“I want to assure you that the Russian government will do everything to support projects of this kind,” Mr. Putin said at the signing, according to Russia’s Interfax news agency.

A month later, oil exploration specialists at a European petroleum conference made a lengthy presentation, the title of which asked: “Is the Black Sea the Next North Sea?” The paper cited geological studies that judged the waters off Ukraine as having “tremendous exploration potential” but saw the Russian zone as less attractive.

In August 2012, Ukraine announced an accord with an Exxon-led group to extract oil and gas from the depths of Ukraine’s Black Sea waters. The Exxon team had outbid Lukoil, a Russian company. Ukraine’s state geology bureau said development of the field would cost up to $12 billion.

“The Black Sea Hots Up,” read a 2013 headline in GEO ExPro, an industry magazine published in Britain. “Elevated levels of activity have become apparent throughout the Black Sea region,” the article said, “particularly in deepwater.

When Russia seized the Crimean Peninsula from Ukraine on March 18, it issued a treaty of annexation between the newly declared Republic of Crimea and the Russian Federation. Buried in the document — in Article 4, Section 3 — a single bland sentence said international law would govern the drawing of boundaries through the adjacent Black and Azov Seas.

Dr. Ryan estimates that the newly claimed maritime zone around Crimea added about 36,000 square miles to Russia’s existing holdings. The addition is more than three times the size of the Crimean landmass, and about the size of Maine.

At the time, few observers noted Russia’s annexation of Crimea in those terms. An exception was Romania, whose Black Sea zone had been adjacent to Ukraine’s before Russia stepped in.

“Romania and Russia will be neighbors,” Romania Libera, a newspaper in Bucharest, observed on March 24. The article’s headline said the new maritime border could become a “potential source of conflict.”

Many nations have challenged Russia’s seizing of Crimea and thus the legality of its Black and Azov Sea claims. But the Romanian newspaper quoted analysts as judging that the other countries bordering the Black Sea — Georgia, Turkey, Bulgaria and Romania — would tacitly recognize the annexation “in order to avoid an open conflict.”

Most immediately, analysts say, Russia’s seizing may alter the route along which the South Stream pipeline would be built, saving Russia money, time and engineering challenges. The planned pipeline, meant to run through the deepest parts of the Black Sea, is to pump Russian gas to Europe.

Originally, to avoid Ukraine’s maritime zone, Russia drew the route for the costly pipeline in a circuitous jog southward through Turkey’s waters. But now it can take a far more direct path through its newly acquired Black Sea territory, if the project moves forward. The Ukraine crisis has thrown its future into doubt.

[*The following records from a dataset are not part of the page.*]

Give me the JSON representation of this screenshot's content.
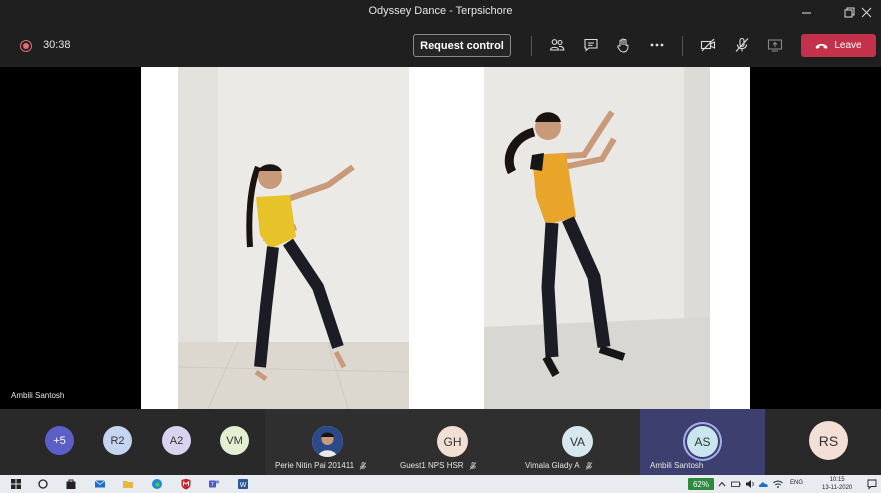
{
  "window": {
    "title": "Odyssey Dance - Terpsichore"
  },
  "toolbar": {
    "timer": "30:38",
    "request_control_label": "Request control",
    "leave_label": "Leave",
    "icons": [
      "participants-icon",
      "chat-icon",
      "raise-hand-icon",
      "more-options-icon",
      "camera-off-icon",
      "mic-off-icon",
      "share-screen-icon"
    ],
    "leave_color": "#c4314b"
  },
  "stage": {
    "presenter_name": "Ambili Santosh"
  },
  "participants": {
    "overflow": "+5",
    "small": [
      {
        "initials": "R2",
        "color": "#c5d5ef"
      },
      {
        "initials": "A2",
        "color": "#d9d3ef"
      },
      {
        "initials": "VM",
        "color": "#e4eed2"
      }
    ],
    "tiles": [
      {
        "initials": "",
        "name": "Perie Nitin Pai 201411",
        "has_photo": true
      },
      {
        "initials": "GH",
        "name": "Guest1 NPS HSR",
        "color": "#f1dfd3"
      },
      {
        "initials": "VA",
        "name": "Vimala Glady A",
        "color": "#d6e7ee"
      },
      {
        "initials": "AS",
        "name": "Ambili Santosh",
        "color": "#c9e5ee",
        "speaking": true
      },
      {
        "initials": "RS",
        "name": "",
        "color": "#f3dfd5"
      }
    ]
  },
  "taskbar": {
    "battery": "62%",
    "language": "ENG",
    "time": "10:15",
    "date": "13-11-2020"
  }
}
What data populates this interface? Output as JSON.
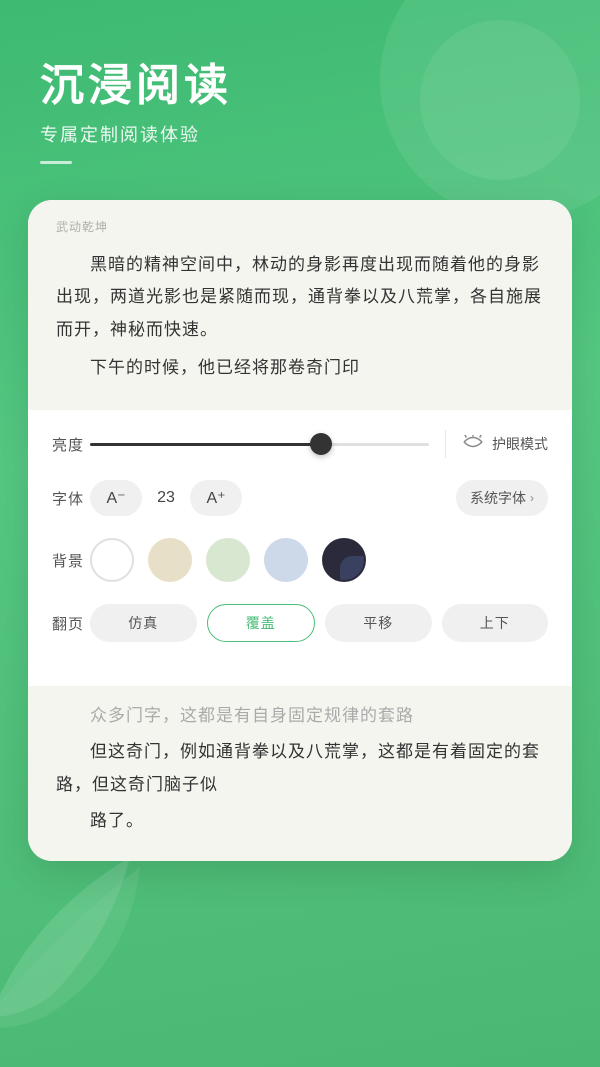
{
  "header": {
    "title": "沉浸阅读",
    "subtitle": "专属定制阅读体验"
  },
  "reading": {
    "book_title": "武动乾坤",
    "paragraph1": "黑暗的精神空间中，林动的身影再度出现而随着他的身影出现，两道光影也是紧随而现，通背拳以及八荒掌，各自施展而开，神秘而快速。",
    "paragraph2_partial": "下午的时候，他已经将那卷奇门印"
  },
  "settings": {
    "brightness_label": "亮度",
    "brightness_value": 68,
    "eye_mode_label": "护眼模式",
    "font_label": "字体",
    "font_decrease": "A⁻",
    "font_size": "23",
    "font_increase": "A⁺",
    "font_family": "系统字体",
    "background_label": "背景",
    "backgrounds": [
      {
        "id": "white",
        "label": "白色",
        "selected": false
      },
      {
        "id": "cream",
        "label": "米色",
        "selected": false
      },
      {
        "id": "mint",
        "label": "绿色",
        "selected": false
      },
      {
        "id": "lavender",
        "label": "蓝色",
        "selected": false
      },
      {
        "id": "dark",
        "label": "黑暗",
        "selected": false
      }
    ],
    "pageturn_label": "翻页",
    "pageturn_options": [
      {
        "id": "simulation",
        "label": "仿真",
        "active": false
      },
      {
        "id": "cover",
        "label": "覆盖",
        "active": true
      },
      {
        "id": "slide",
        "label": "平移",
        "active": false
      },
      {
        "id": "vertical",
        "label": "上下",
        "active": false
      }
    ]
  },
  "bottom_reading": {
    "blur_text": "众多门字，这都是有自身固定规律的套路",
    "paragraph1": "但这奇门，例如通背拳以及八荒掌，这都是有着固定的套路，但这奇门脑子似",
    "paragraph2_partial": "路了。"
  }
}
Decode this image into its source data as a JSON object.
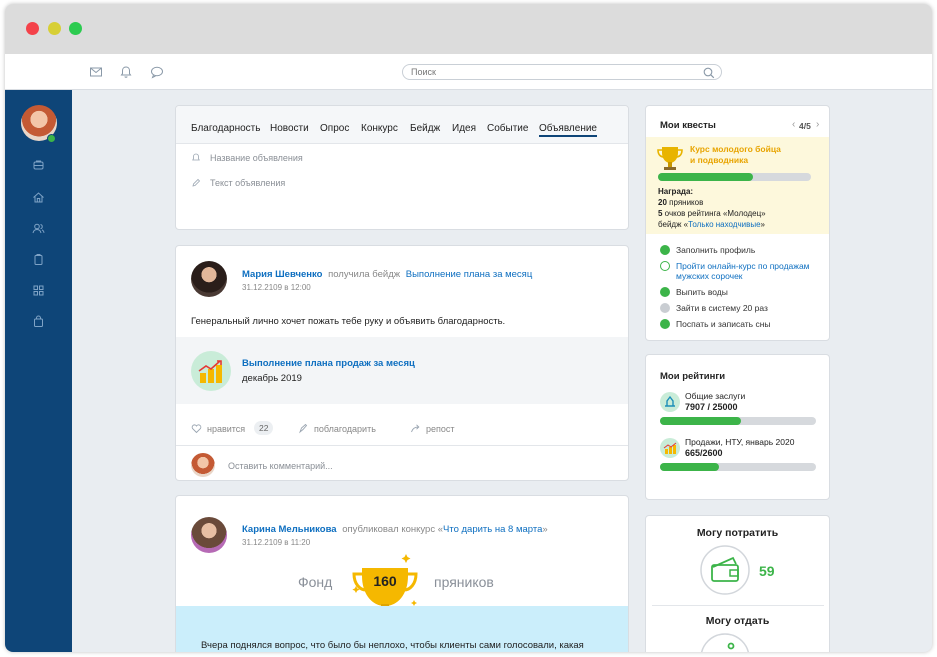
{
  "search": {
    "placeholder": "Поиск"
  },
  "composer": {
    "tabs": [
      "Благодарность",
      "Новости",
      "Опрос",
      "Конкурс",
      "Бейдж",
      "Идея",
      "Событие",
      "Объявление"
    ],
    "title_placeholder": "Название объявления",
    "text_placeholder": "Текст объявления"
  },
  "post1": {
    "author": "Мария Шевченко",
    "action": "получила бейдж",
    "badge_link": "Выполнение плана за месяц",
    "date": "31.12.2109 в 12:00",
    "text": "Генеральный лично хочет пожать тебе руку и объявить благодарность.",
    "badge_title": "Выполнение плана продаж за месяц",
    "badge_period": "декабрь 2019",
    "like_label": "нравится",
    "like_count": "22",
    "thank_label": "поблагодарить",
    "repost_label": "репост",
    "comment_placeholder": "Оставить комментарий..."
  },
  "post2": {
    "author": "Карина Мельникова",
    "action": "опубликовал конкурс «",
    "contest_link": "Что дарить на 8 марта",
    "action_end": "»",
    "date": "31.12.2109 в 11:20",
    "fund_label": "Фонд",
    "fund_value": "160",
    "fund_unit": "пряников",
    "text": "Вчера поднялся вопрос, что было бы неплохо, чтобы клиенты сами голосовали, какая"
  },
  "quests": {
    "title": "Мои квесты",
    "pager": "4/5",
    "course_line1": "Курс молодого бойца",
    "course_line2": "и подводника",
    "progress": 0.62,
    "reward_label": "Награда:",
    "reward_count": "20",
    "reward_item": " пряников",
    "reward_rating_count": "5",
    "reward_rating": " очков рейтинга «Молодец»",
    "reward_badge_prefix": "бейдж «",
    "reward_badge_link": "Только находчивые",
    "reward_badge_suffix": "»",
    "tasks": [
      {
        "label": "Заполнить профиль",
        "state": "done"
      },
      {
        "label": "Пройти онлайн-курс по продажам",
        "label2": "мужских сорочек",
        "state": "pending"
      },
      {
        "label": "Выпить воды",
        "state": "done"
      },
      {
        "label": "Зайти в систему 20 раз",
        "state": "locked"
      },
      {
        "label": "Поспать и записать сны",
        "state": "done"
      }
    ]
  },
  "ratings": {
    "title": "Мои рейтинги",
    "items": [
      {
        "name": "Общие заслуги",
        "value": "7907 / 25000",
        "progress": 0.52
      },
      {
        "name": "Продажи, НТУ, январь 2020",
        "value": "665/2600",
        "progress": 0.38
      }
    ]
  },
  "wallet": {
    "spend_title": "Могу потратить",
    "spend_value": "59",
    "give_title": "Могу отдать"
  },
  "colors": {
    "accent": "#0e4578",
    "link": "#0e6fc0",
    "green": "#3cb449",
    "gold": "#f5b800"
  }
}
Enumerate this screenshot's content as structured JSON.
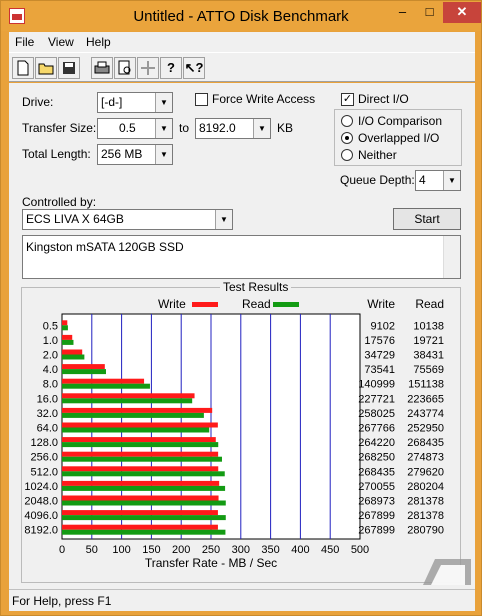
{
  "window": {
    "title": "Untitled - ATTO Disk Benchmark",
    "minimize": "–",
    "maximize": "□",
    "close": "✕"
  },
  "menu": [
    "File",
    "View",
    "Help"
  ],
  "toolbar": {
    "icons": [
      "new-file-icon",
      "open-folder-icon",
      "save-icon",
      "print-icon",
      "print-preview-icon",
      "move-icon",
      "help-icon",
      "context-help-icon"
    ]
  },
  "form": {
    "drive_label": "Drive:",
    "drive_value": "[-d-]",
    "force_write_label": "Force Write Access",
    "force_write_checked": false,
    "direct_io_label": "Direct I/O",
    "direct_io_checked": true,
    "transfer_size_label": "Transfer Size:",
    "transfer_from": "0.5",
    "to_label": "to",
    "transfer_to": "8192.0",
    "kb_label": "KB",
    "total_length_label": "Total Length:",
    "total_length_value": "256 MB",
    "io_options": [
      "I/O Comparison",
      "Overlapped I/O",
      "Neither"
    ],
    "io_selected": 1,
    "queue_depth_label": "Queue Depth:",
    "queue_depth_value": "4",
    "controlled_by_label": "Controlled by:",
    "controlled_by_value": "ECS LIVA X 64GB",
    "start_label": "Start",
    "description": "Kingston mSATA 120GB SSD"
  },
  "results": {
    "title": "Test Results",
    "legend_write": "Write",
    "legend_read": "Read",
    "col_write": "Write",
    "col_read": "Read",
    "write_color": "#ff1a1a",
    "read_color": "#139b13"
  },
  "chart_data": {
    "type": "bar",
    "title": "Test Results",
    "xlabel": "Transfer Rate - MB / Sec",
    "xlim": [
      0,
      500
    ],
    "xticks": [
      0,
      50,
      100,
      150,
      200,
      250,
      300,
      350,
      400,
      450,
      500
    ],
    "categories": [
      "0.5",
      "1.0",
      "2.0",
      "4.0",
      "8.0",
      "16.0",
      "32.0",
      "64.0",
      "128.0",
      "256.0",
      "512.0",
      "1024.0",
      "2048.0",
      "4096.0",
      "8192.0"
    ],
    "series": [
      {
        "name": "Write",
        "color": "#ff1a1a",
        "values": [
          9102,
          17576,
          34729,
          73541,
          140999,
          227721,
          258025,
          267766,
          264220,
          268250,
          268435,
          270055,
          268973,
          267899,
          267899
        ]
      },
      {
        "name": "Read",
        "color": "#139b13",
        "values": [
          10138,
          19721,
          38431,
          75569,
          151138,
          223665,
          243774,
          252950,
          268435,
          274873,
          279620,
          280204,
          281378,
          281378,
          280790
        ]
      }
    ],
    "value_units": "KB/sec",
    "grid": true
  },
  "status": {
    "text": "For Help, press F1"
  }
}
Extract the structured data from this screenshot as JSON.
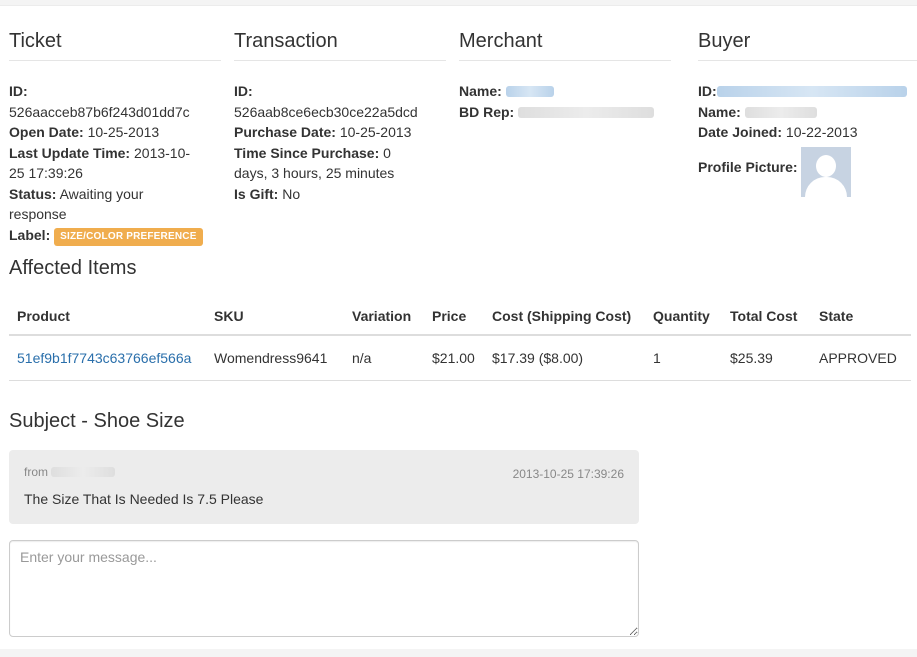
{
  "ticket": {
    "heading": "Ticket",
    "id_label": "ID:",
    "id": "526aacceb87b6f243d01dd7c",
    "open_date_label": "Open Date:",
    "open_date": "10-25-2013",
    "last_update_label": "Last Update Time:",
    "last_update_1": "2013-10-",
    "last_update_2": "25 17:39:26",
    "status_label": "Status:",
    "status_1": "Awaiting your",
    "status_2": "response",
    "label_label": "Label:",
    "label_badge": "SIZE/COLOR PREFERENCE",
    "badge_color": "#f0ad4e"
  },
  "transaction": {
    "heading": "Transaction",
    "id_label": "ID:",
    "id": "526aab8ce6ecb30ce22a5dcd",
    "purchase_date_label": "Purchase Date:",
    "purchase_date": "10-25-2013",
    "time_since_label": "Time Since Purchase:",
    "time_since_1": "0",
    "time_since_2": "days, 3 hours, 25 minutes",
    "is_gift_label": "Is Gift:",
    "is_gift": "No"
  },
  "merchant": {
    "heading": "Merchant",
    "name_label": "Name:",
    "bd_rep_label": "BD Rep:"
  },
  "buyer": {
    "heading": "Buyer",
    "id_label": "ID:",
    "name_label": "Name:",
    "date_joined_label": "Date Joined:",
    "date_joined": "10-22-2013",
    "profile_picture_label": "Profile Picture:",
    "avatar_icon": "default-user-silhouette"
  },
  "affected_items": {
    "heading": "Affected Items",
    "columns": [
      "Product",
      "SKU",
      "Variation",
      "Price",
      "Cost (Shipping Cost)",
      "Quantity",
      "Total Cost",
      "State"
    ],
    "rows": [
      {
        "product": "51ef9b1f7743c63766ef566a",
        "sku": "Womendress9641",
        "variation": "n/a",
        "price": "$21.00",
        "cost": "$17.39 ($8.00)",
        "quantity": "1",
        "total_cost": "$25.39",
        "state": "APPROVED"
      }
    ],
    "link_color": "#2a6fab"
  },
  "subject": {
    "heading": "Subject - Shoe Size"
  },
  "message": {
    "from_label": "from",
    "date": "2013-10-25 17:39:26",
    "body": "The Size That Is Needed Is 7.5 Please"
  },
  "reply": {
    "placeholder": "Enter your message..."
  }
}
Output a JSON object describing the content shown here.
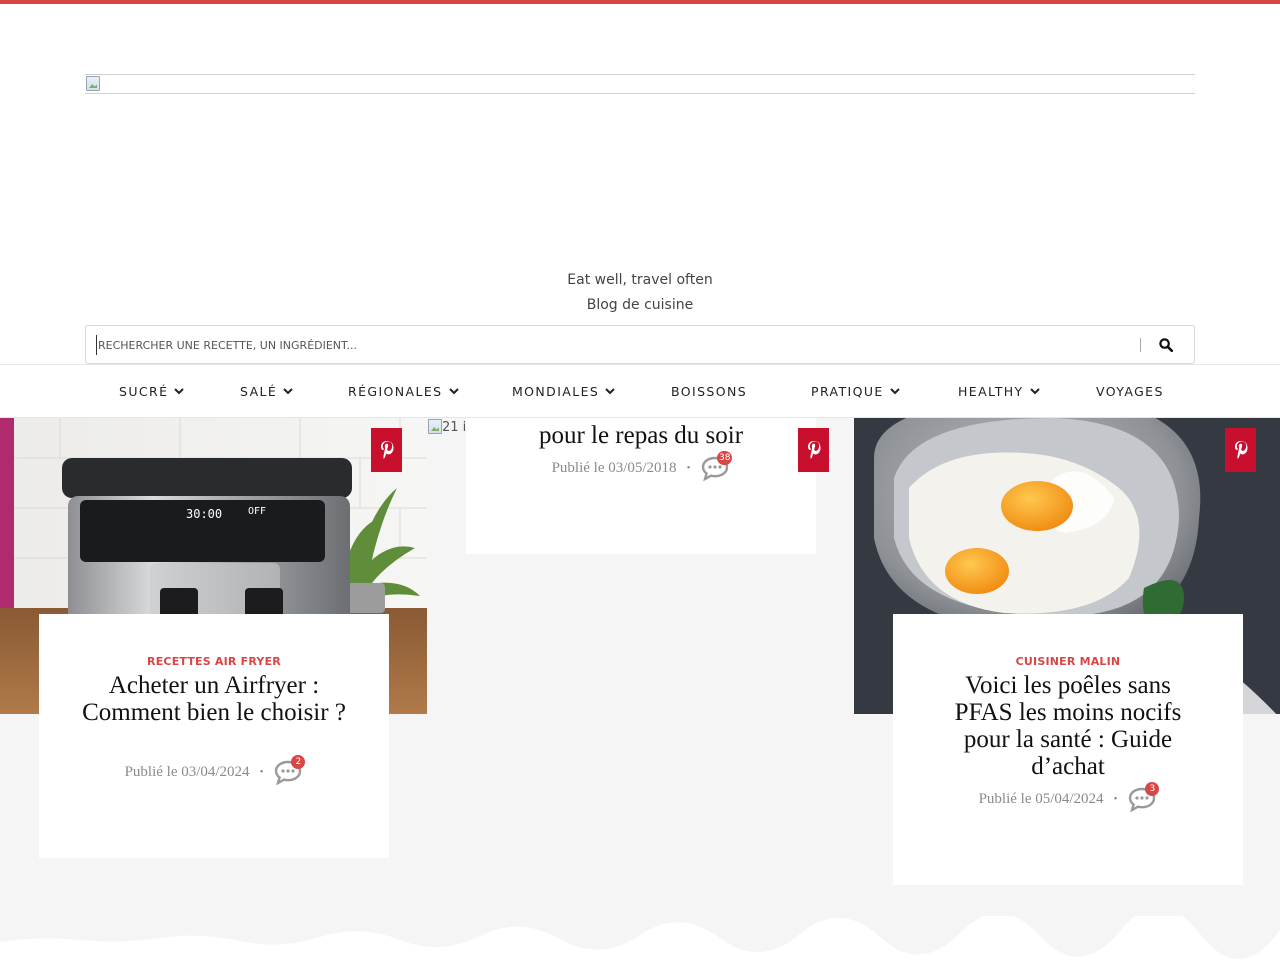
{
  "header": {
    "tagline": "Eat well, travel often",
    "subtitle": "Blog de cuisine",
    "search": {
      "placeholder": "RECHERCHER UNE RECETTE, UN INGRÉDIENT..."
    }
  },
  "nav": {
    "items": [
      {
        "label": "SUCRÉ",
        "has_dropdown": true
      },
      {
        "label": "SALÉ",
        "has_dropdown": true
      },
      {
        "label": "RÉGIONALES",
        "has_dropdown": true
      },
      {
        "label": "MONDIALES",
        "has_dropdown": true
      },
      {
        "label": "BOISSONS",
        "has_dropdown": false
      },
      {
        "label": "PRATIQUE",
        "has_dropdown": true
      },
      {
        "label": "HEALTHY",
        "has_dropdown": true
      },
      {
        "label": "VOYAGES",
        "has_dropdown": false
      }
    ]
  },
  "posts": [
    {
      "category": "RECETTES AIR FRYER",
      "title": "Acheter un Airfryer : Comment bien le choisir ?",
      "date": "Publié le 03/04/2024",
      "comments": "2"
    },
    {
      "image_alt": "21 i",
      "title": "pour le repas du soir",
      "date": "Publié le 03/05/2018",
      "comments": "38"
    },
    {
      "category": "CUISINER MALIN",
      "title": "Voici les poêles sans PFAS les moins nocifs pour la santé : Guide d’achat",
      "date": "Publié le 05/04/2024",
      "comments": "3"
    }
  ],
  "colors": {
    "accent": "#d94646",
    "pinterest": "#c8102e",
    "band": "#f5f5f5"
  },
  "icons": [
    "search-icon",
    "chevron-down-icon",
    "pinterest-icon",
    "comment-icon",
    "broken-image-icon"
  ]
}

As for oil extraction in the newly claimed maritime zones, companies say their old deals with Ukraine are in limbo, and analysts say new contracts are unlikely to be signed anytime soon, given the continuing turmoil in the region and the United States’ efforts to ratchet up pressure on Russia.

“There are huge issues at stake,” noted Dr. Saivetz of M.I.T. “I can’t see them jumping into new deals right now.”

The United States is using its wherewithal to block Russian moves in the maritime zones. Last month, it imposed trade restrictions on Chernomorneftegaz, the breakaway Crimean arm of Ukraine’s national gas company.

Eric L. Hirschhorn, the United States under secretary of commerce for industry and security, said sanctions against the Crimean business would send “a strong message” of condemnation for Russia’s “incursion into Ukraine and expropriation of Ukrainian assets.”

Alexandra Odynova contributed reporting from Moscow.


















No responses yet

Leave a Reply